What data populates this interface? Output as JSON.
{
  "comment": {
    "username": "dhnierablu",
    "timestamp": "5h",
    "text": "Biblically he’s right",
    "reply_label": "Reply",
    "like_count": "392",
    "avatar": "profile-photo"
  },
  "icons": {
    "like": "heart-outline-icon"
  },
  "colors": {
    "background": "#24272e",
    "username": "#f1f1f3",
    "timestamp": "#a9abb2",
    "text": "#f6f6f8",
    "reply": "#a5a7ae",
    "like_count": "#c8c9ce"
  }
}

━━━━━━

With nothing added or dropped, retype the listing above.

What data populates this interface? Output as JSON.
{
  "comment": {
    "username": "dhnierablu",
    "timestamp": "5h",
    "text": "Biblically he’s right",
    "reply_label": "Reply",
    "like_count": "392",
    "avatar": "profile-photo"
  },
  "icons": {
    "like": "heart-outline-icon"
  },
  "colors": {
    "background": "#24272e",
    "username": "#f1f1f3",
    "timestamp": "#a9abb2",
    "text": "#f6f6f8",
    "reply": "#a5a7ae",
    "like_count": "#c8c9ce"
  }
}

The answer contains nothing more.